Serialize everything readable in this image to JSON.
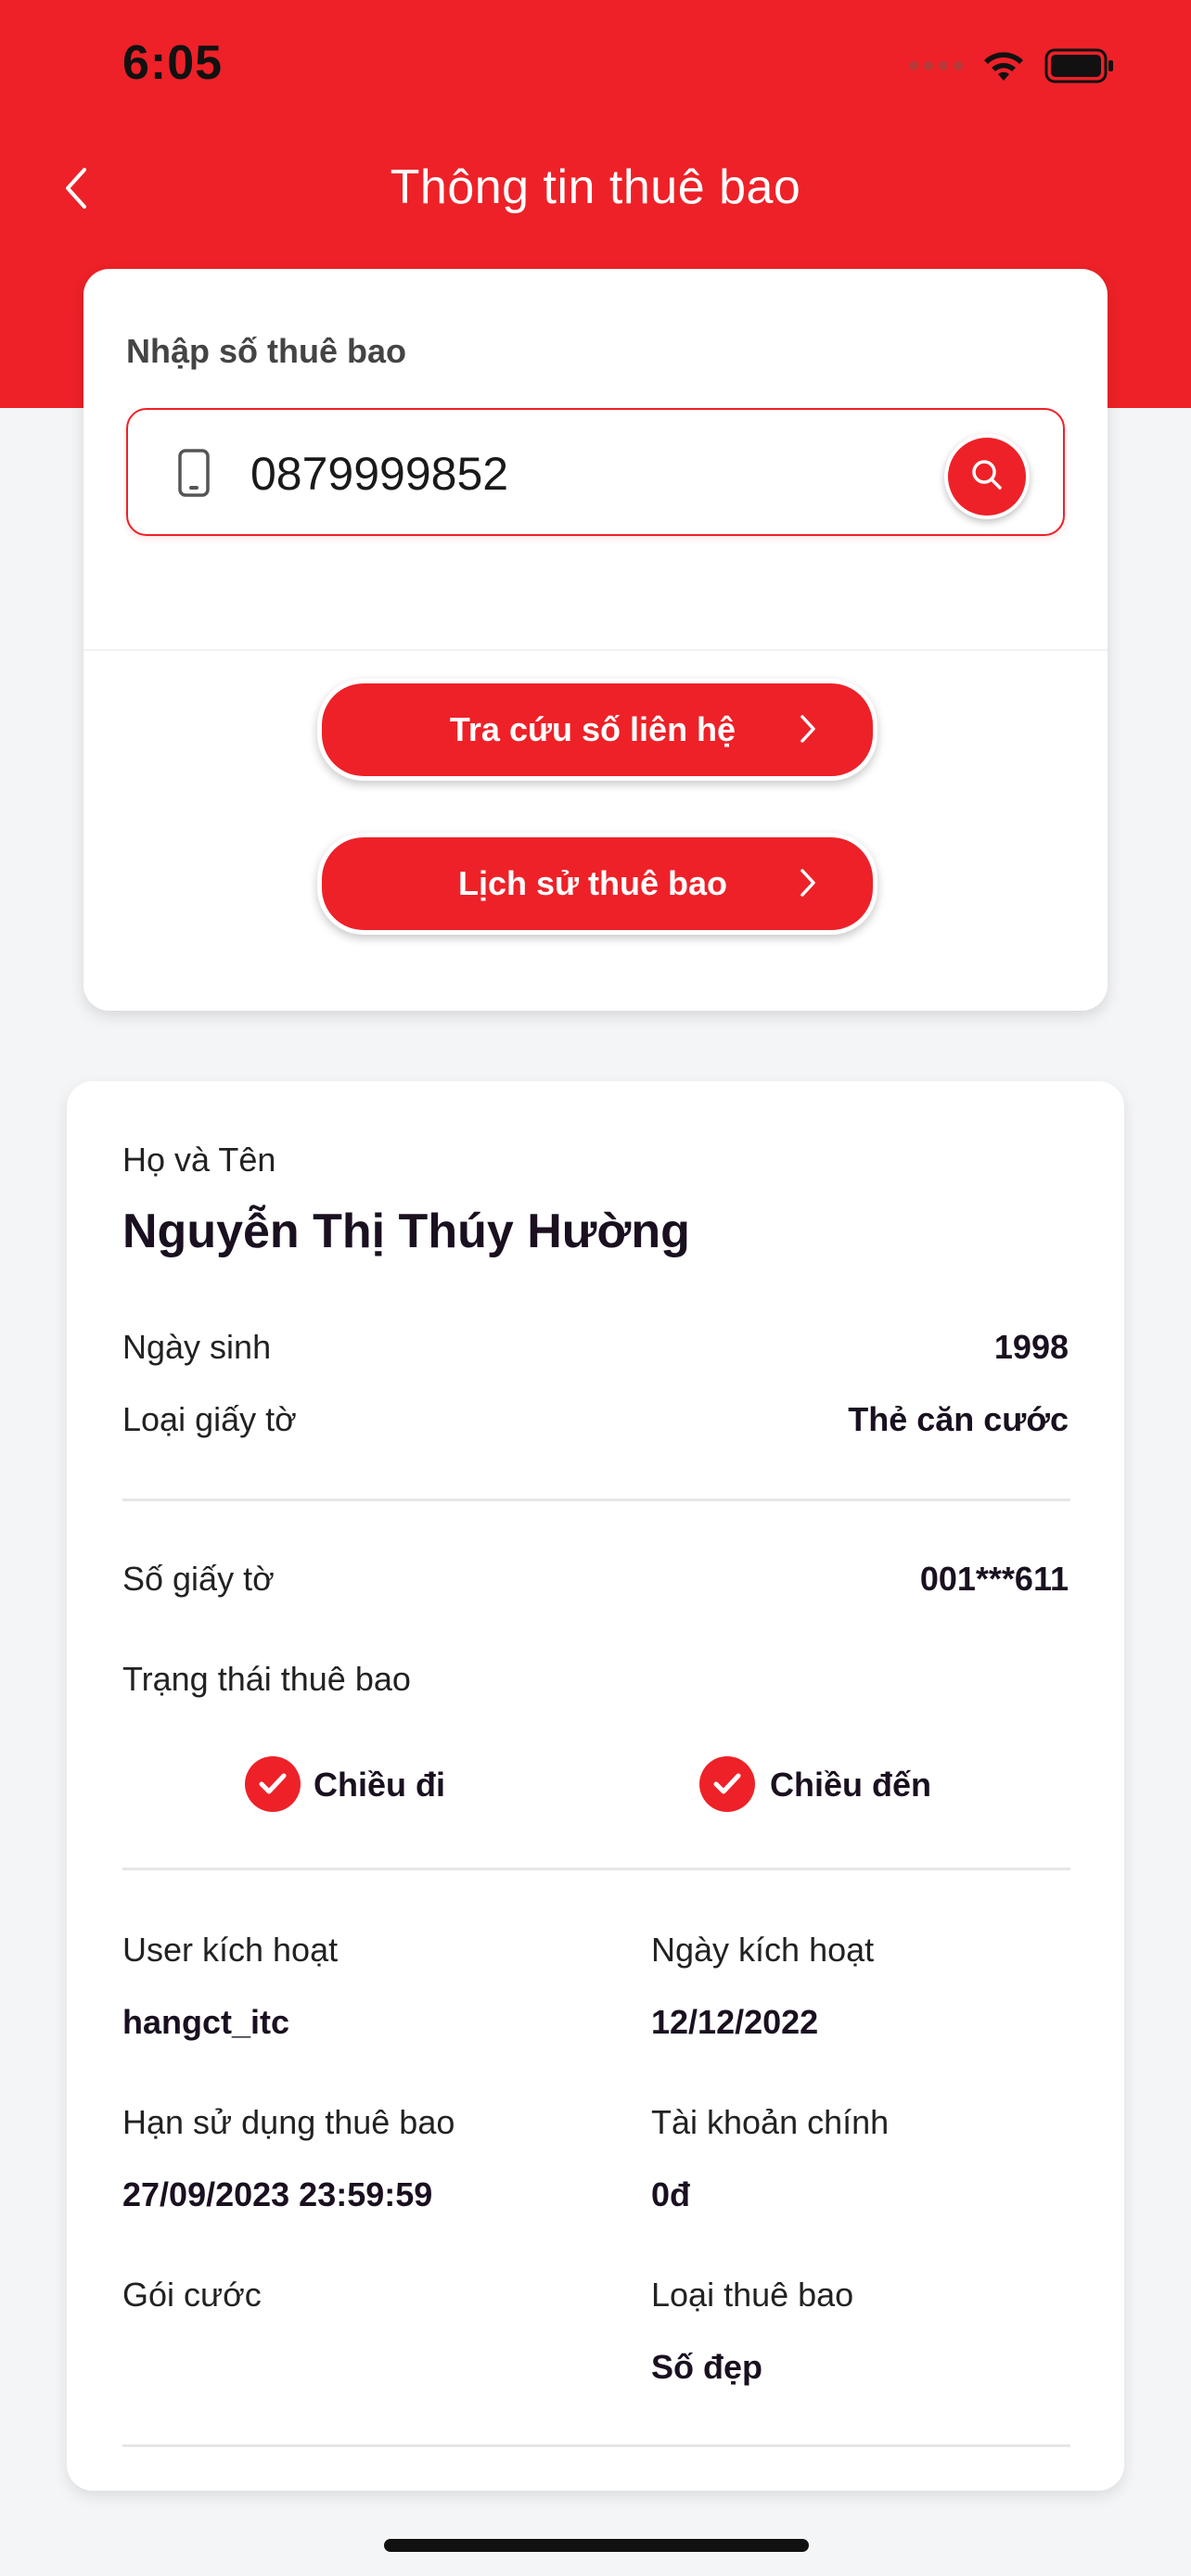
{
  "status_bar": {
    "time": "6:05"
  },
  "header": {
    "title": "Thông tin thuê bao",
    "back_icon": "chevron-left-icon"
  },
  "search": {
    "label": "Nhập số thuê bao",
    "value": "0879999852",
    "phone_icon": "phone-icon",
    "search_icon": "search-icon"
  },
  "actions": {
    "lookup_contact": "Tra cứu số liên hệ",
    "subscriber_history": "Lịch sử thuê bao"
  },
  "subscriber": {
    "name_label": "Họ và Tên",
    "name": "Nguyễn Thị Thúy Hường",
    "dob_label": "Ngày sinh",
    "dob": "1998",
    "doc_type_label": "Loại giấy tờ",
    "doc_type": "Thẻ căn cước",
    "doc_number_label": "Số giấy tờ",
    "doc_number": "001***611",
    "status_label": "Trạng thái thuê bao",
    "outgoing": "Chiều đi",
    "incoming": "Chiều đến",
    "activation_user_label": "User kích hoạt",
    "activation_user": "hangct_itc",
    "activation_date_label": "Ngày kích hoạt",
    "activation_date": "12/12/2022",
    "expiry_label": "Hạn sử dụng thuê bao",
    "expiry": "27/09/2023 23:59:59",
    "main_account_label": "Tài khoản chính",
    "main_account": "0đ",
    "package_label": "Gói cước",
    "package": "",
    "sub_type_label": "Loại thuê bao",
    "sub_type": "Số đẹp"
  },
  "colors": {
    "brand_red": "#ee2128",
    "background": "#f4f5f7"
  }
}
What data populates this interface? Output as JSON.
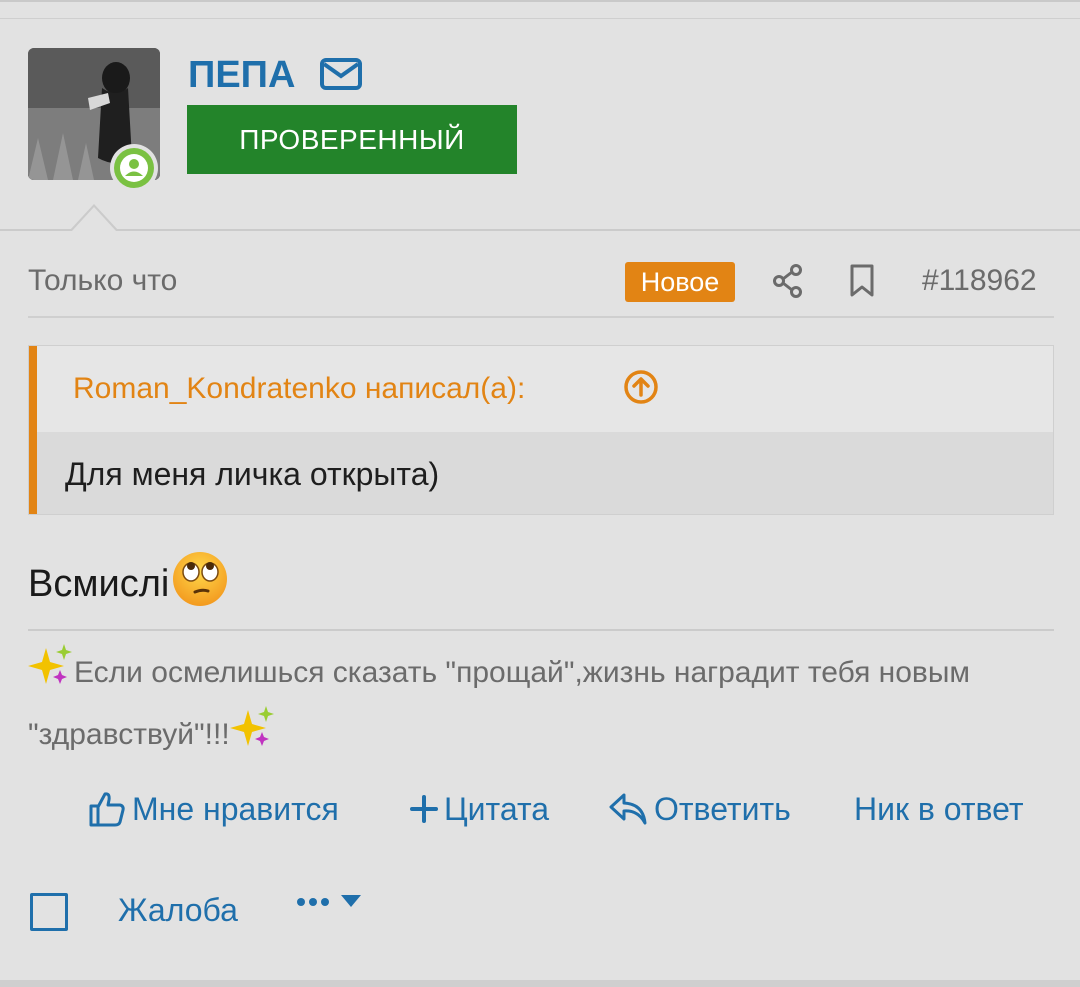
{
  "user": {
    "name": "ПЕПА",
    "badge": "ПРОВЕРЕННЫЙ"
  },
  "post": {
    "time": "Только что",
    "new_badge": "Новое",
    "number": "#118962",
    "quote": {
      "author": "Roman_Kondratenko написал(а):",
      "text": "Для меня личка открыта)"
    },
    "message": "Всмислі"
  },
  "signature": {
    "line": "Если осмелишься сказать \"прощай\",жизнь наградит тебя новым \"здравствуй\"!!!"
  },
  "actions": {
    "like": "Мне нравится",
    "quote": "Цитата",
    "reply": "Ответить",
    "nick": "Ник в ответ",
    "report": "Жалоба"
  },
  "colors": {
    "background": "#e2e2e2",
    "link": "#1f6fab",
    "verified": "#23842a",
    "accent": "#e28414",
    "online": "#7ac142"
  },
  "icons": [
    "mail-icon",
    "share-icon",
    "bookmark-icon",
    "arrow-up-circle-icon",
    "thumbs-up-icon",
    "plus-icon",
    "reply-icon",
    "sparkles-icon",
    "rolling-eyes-emoji",
    "checkbox",
    "more-dots-icon",
    "caret-down-icon"
  ]
}
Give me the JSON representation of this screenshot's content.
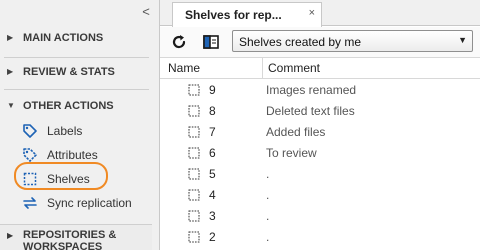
{
  "sidebar": {
    "collapse_glyph": "<",
    "sections": {
      "main_actions": "MAIN ACTIONS",
      "review_stats": "REVIEW & STATS",
      "other_actions": "OTHER ACTIONS",
      "repositories": "REPOSITORIES & WORKSPACES"
    },
    "items": [
      {
        "label": "Labels",
        "icon": "label-tag-icon"
      },
      {
        "label": "Attributes",
        "icon": "attribute-tag-icon"
      },
      {
        "label": "Shelves",
        "icon": "shelve-icon"
      },
      {
        "label": "Sync replication",
        "icon": "sync-icon"
      }
    ],
    "highlight_color": "#f08a24"
  },
  "tab": {
    "title": "Shelves for rep...",
    "close": "×"
  },
  "toolbar": {
    "filter_value": "Shelves created by me"
  },
  "table": {
    "headers": {
      "name": "Name",
      "comment": "Comment"
    },
    "rows": [
      {
        "name": "9",
        "comment": "Images renamed"
      },
      {
        "name": "8",
        "comment": "Deleted text files"
      },
      {
        "name": "7",
        "comment": "Added files"
      },
      {
        "name": "6",
        "comment": "To review"
      },
      {
        "name": "5",
        "comment": "."
      },
      {
        "name": "4",
        "comment": "."
      },
      {
        "name": "3",
        "comment": "."
      },
      {
        "name": "2",
        "comment": "."
      }
    ]
  },
  "colors": {
    "accent": "#1e63b5",
    "sidebar_bg": "#f0f0f0"
  }
}
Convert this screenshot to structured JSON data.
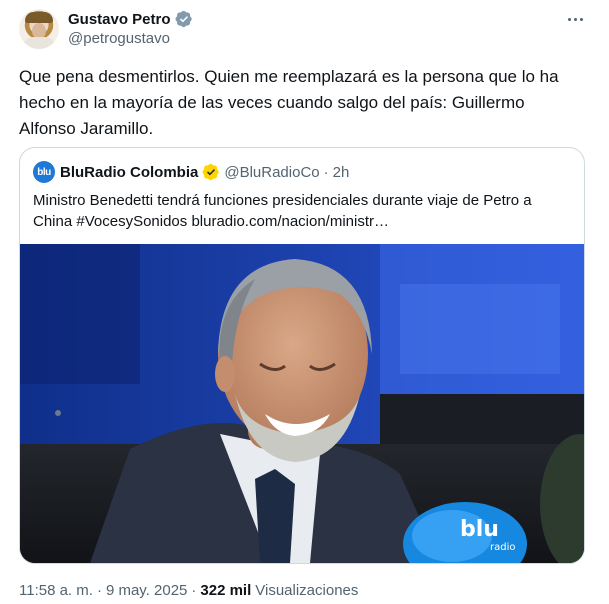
{
  "author": {
    "name": "Gustavo Petro",
    "handle": "@petrogustavo",
    "verified_color": "#829aab"
  },
  "tweet": {
    "text": "Que pena desmentirlos. Quien me reemplazará es la persona que lo ha hecho en la mayoría de las veces cuando salgo del país: Guillermo Alfonso Jaramillo."
  },
  "quoted": {
    "avatar_text": "blu",
    "name": "BluRadio Colombia",
    "handle": "@BluRadioCo",
    "separator": "·",
    "time": "2h",
    "verified_color": "#ffd400",
    "text": "Ministro Benedetti tendrá funciones presidenciales durante viaje de Petro a China #VocesySonidos bluradio.com/nacion/ministr…",
    "image": {
      "mic_label": "blu",
      "mic_sublabel": "radio"
    }
  },
  "meta": {
    "time": "11:58 a. m.",
    "separator": "·",
    "date": "9 may. 2025",
    "separator2": "·",
    "views_count": "322 mil",
    "views_label": "Visualizaciones"
  },
  "colors": {
    "text": "#0f1419",
    "secondary": "#536471",
    "border": "#cfd9de",
    "brand_blue": "#1e78d8"
  },
  "icons": [
    "verified-badge-icon",
    "more-options-icon"
  ]
}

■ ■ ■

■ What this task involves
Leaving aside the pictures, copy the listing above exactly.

■ Answer to the problem
Serialize everything readable in this image to JSON.
{
  "status_bar": {
    "time": "6:05"
  },
  "header": {
    "title": "Thông tin thuê bao",
    "back_icon": "chevron-left-icon"
  },
  "search": {
    "label": "Nhập số thuê bao",
    "value": "0879999852",
    "phone_icon": "phone-icon",
    "search_icon": "search-icon"
  },
  "actions": {
    "lookup_contact": "Tra cứu số liên hệ",
    "subscriber_history": "Lịch sử thuê bao"
  },
  "subscriber": {
    "name_label": "Họ và Tên",
    "name": "Nguyễn Thị Thúy Hường",
    "dob_label": "Ngày sinh",
    "dob": "1998",
    "doc_type_label": "Loại giấy tờ",
    "doc_type": "Thẻ căn cước",
    "doc_number_label": "Số giấy tờ",
    "doc_number": "001***611",
    "status_label": "Trạng thái thuê bao",
    "outgoing": "Chiều đi",
    "incoming": "Chiều đến",
    "activation_user_label": "User kích hoạt",
    "activation_user": "hangct_itc",
    "activation_date_label": "Ngày kích hoạt",
    "activation_date": "12/12/2022",
    "expiry_label": "Hạn sử dụng thuê bao",
    "expiry": "27/09/2023 23:59:59",
    "main_account_label": "Tài khoản chính",
    "main_account": "0đ",
    "package_label": "Gói cước",
    "package": "",
    "sub_type_label": "Loại thuê bao",
    "sub_type": "Số đẹp"
  },
  "colors": {
    "brand_red": "#ee2128",
    "background": "#f4f5f7"
  }
}
What data populates this interface? Output as JSON.
{
  "user": {
    "name": "ПЕПА",
    "badge": "ПРОВЕРЕННЫЙ"
  },
  "post": {
    "time": "Только что",
    "new_badge": "Новое",
    "number": "#118962",
    "quote": {
      "author": "Roman_Kondratenko написал(а):",
      "text": "Для меня личка открыта)"
    },
    "message": "Всмислі"
  },
  "signature": {
    "line": "Если осмелишься сказать \"прощай\",жизнь наградит тебя новым \"здравствуй\"!!!"
  },
  "actions": {
    "like": "Мне нравится",
    "quote": "Цитата",
    "reply": "Ответить",
    "nick": "Ник в ответ",
    "report": "Жалоба"
  },
  "colors": {
    "background": "#e2e2e2",
    "link": "#1f6fab",
    "verified": "#23842a",
    "accent": "#e28414",
    "online": "#7ac142"
  },
  "icons": [
    "mail-icon",
    "share-icon",
    "bookmark-icon",
    "arrow-up-circle-icon",
    "thumbs-up-icon",
    "plus-icon",
    "reply-icon",
    "sparkles-icon",
    "rolling-eyes-emoji",
    "checkbox",
    "more-dots-icon",
    "caret-down-icon"
  ]
}
Give me the JSON representation of this screenshot's content.
{
  "sidebar": {
    "collapse_glyph": "<",
    "sections": {
      "main_actions": "MAIN ACTIONS",
      "review_stats": "REVIEW & STATS",
      "other_actions": "OTHER ACTIONS",
      "repositories": "REPOSITORIES & WORKSPACES"
    },
    "items": [
      {
        "label": "Labels",
        "icon": "label-tag-icon"
      },
      {
        "label": "Attributes",
        "icon": "attribute-tag-icon"
      },
      {
        "label": "Shelves",
        "icon": "shelve-icon"
      },
      {
        "label": "Sync replication",
        "icon": "sync-icon"
      }
    ],
    "highlight_color": "#f08a24"
  },
  "tab": {
    "title": "Shelves for rep...",
    "close": "×"
  },
  "toolbar": {
    "filter_value": "Shelves created by me"
  },
  "table": {
    "headers": {
      "name": "Name",
      "comment": "Comment"
    },
    "rows": [
      {
        "name": "9",
        "comment": "Images renamed"
      },
      {
        "name": "8",
        "comment": "Deleted text files"
      },
      {
        "name": "7",
        "comment": "Added files"
      },
      {
        "name": "6",
        "comment": "To review"
      },
      {
        "name": "5",
        "comment": "."
      },
      {
        "name": "4",
        "comment": "."
      },
      {
        "name": "3",
        "comment": "."
      },
      {
        "name": "2",
        "comment": "."
      }
    ]
  },
  "colors": {
    "accent": "#1e63b5",
    "sidebar_bg": "#f0f0f0"
  }
}
Convert this screenshot to structured JSON data.
{
  "author": {
    "name": "Gustavo Petro",
    "handle": "@petrogustavo",
    "verified_color": "#829aab"
  },
  "tweet": {
    "text": "Que pena desmentirlos. Quien me reemplazará es la persona que lo ha hecho en la mayoría de las veces cuando salgo del país: Guillermo Alfonso Jaramillo."
  },
  "quoted": {
    "avatar_text": "blu",
    "name": "BluRadio Colombia",
    "handle": "@BluRadioCo",
    "separator": "·",
    "time": "2h",
    "verified_color": "#ffd400",
    "text": "Ministro Benedetti tendrá funciones presidenciales durante viaje de Petro a China #VocesySonidos bluradio.com/nacion/ministr…",
    "image": {
      "mic_label": "blu",
      "mic_sublabel": "radio"
    }
  },
  "meta": {
    "time": "11:58 a. m.",
    "separator": "·",
    "date": "9 may. 2025",
    "separator2": "·",
    "views_count": "322 mil",
    "views_label": "Visualizaciones"
  },
  "colors": {
    "text": "#0f1419",
    "secondary": "#536471",
    "border": "#cfd9de",
    "brand_blue": "#1e78d8"
  },
  "icons": [
    "verified-badge-icon",
    "more-options-icon"
  ]
}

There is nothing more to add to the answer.